Old Mine Road is a road in New Jersey and New York said to be one of the oldest continuously used roads in the United States of America. At a length of 104 miles (167 km), it stretches from the Delaware Water Gap National Recreation Area to the vicinity of Kingston, New York.
The Minisink or Minisink Valley is a loosely defined geographic region of the Upper Delaware River valley in northwestern New Jersey, northeastern Pennsylvania and New York.
Wallpack Ridge is a mountain located in the Ridge and Valley Appalachians physiographic province in Sussex County in northwestern New Jersey.
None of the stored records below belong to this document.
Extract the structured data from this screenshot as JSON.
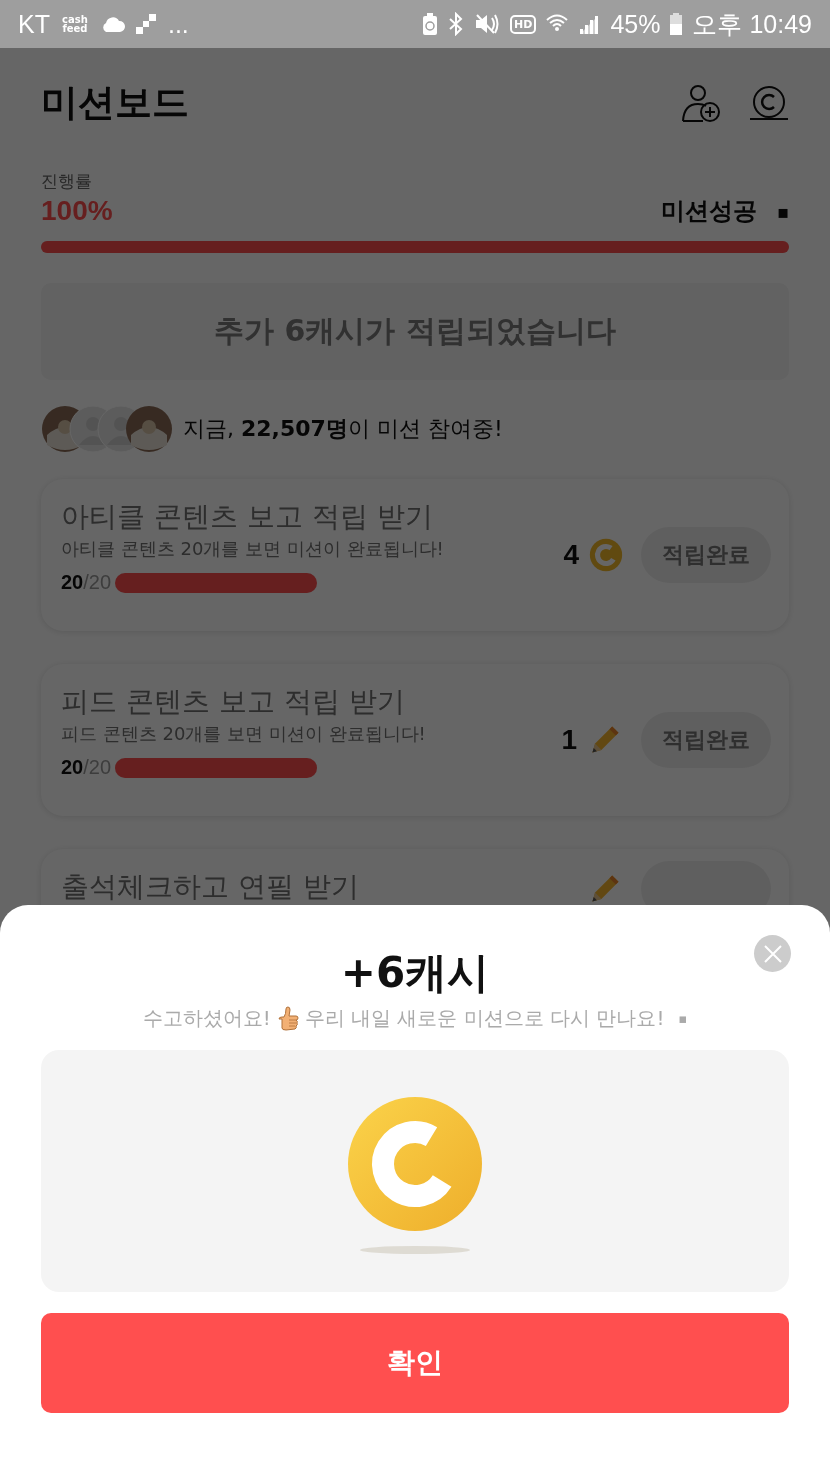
{
  "status_bar": {
    "carrier": "KT",
    "app_logo": "cash feed",
    "more": "...",
    "hd": "HD",
    "battery": "45%",
    "time": "오후 10:49"
  },
  "header": {
    "title": "미션보드"
  },
  "progress": {
    "label": "진행률",
    "percent": "100%",
    "result": "미션성공",
    "result_mark": "▪",
    "level": 1
  },
  "banner": {
    "text": "추가 6캐시가 적립되었습니다"
  },
  "participants": {
    "avatars": [
      {
        "kind": "photo"
      },
      {
        "kind": "silhouette"
      },
      {
        "kind": "silhouette"
      },
      {
        "kind": "photo"
      }
    ],
    "text": "지금, **22,507명**이 미션 참여중!"
  },
  "missions": [
    {
      "title": "아티클 콘텐츠 보고 적립 받기",
      "description": "아티클 콘텐츠 20개를 보면 미션이 완료됩니다!",
      "done": "20",
      "total": "/20",
      "level": 1,
      "reward": "4",
      "kind": "coin",
      "button": "적립완료"
    },
    {
      "title": "피드 콘텐츠 보고 적립 받기",
      "description": "피드 콘텐츠 20개를 보면 미션이 완료됩니다!",
      "done": "20",
      "total": "/20",
      "level": 1,
      "reward": "1",
      "kind": "pencil",
      "button": "적립완료"
    },
    {
      "title": "출석체크하고 연필 받기",
      "kind": "pencil"
    }
  ],
  "sheet": {
    "title": "+6캐시",
    "message_start": "수고하셨어요!",
    "message_end": "우리 내일 새로운 미션으로 다시 만나요!",
    "message_mark": "▪",
    "confirm": "확인"
  }
}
Oriented northeast to southwest, Wallpack Ridge spans 25 miles (40 km) from Montague Township south of Port Jervis, New York to the Walpack Bend in the Delaware River near Flatbrookville in Walpack Township. It is a narrow ridge ranging between 0.67 miles (1.08 km) to 1.7 miles (2.7 km) in width, and its highest elevation reaches 928 feet (283 m) above sea level. The ridge separates the Wallpack Valley from the valley of the Delaware River, and contains the watershed of the Flat Brook and its main tributaries Big Flat Brook and Little Flat Brook.
Wallpack Valley is a valley located in Sussex County in northwestern New Jersey formed by Wallpack Ridge on the west, and Kittatinny Mountain on the east. Wallpack Ridge separates the Wallpack Valley from the valley of the Delaware River, and contains the watershed of the Flat Brook and its main tributaries Big Flat Brook and Little Flat Brook. It is a narrow valley, roughly 25 miles (40 km) in length running from Montague Township south of Port Jervis, New York to the Walpack Bend in the Delaware River near Flatbrookville in Walpack Township where the Flat Brook enters the Delaware at 300 feet above sea level.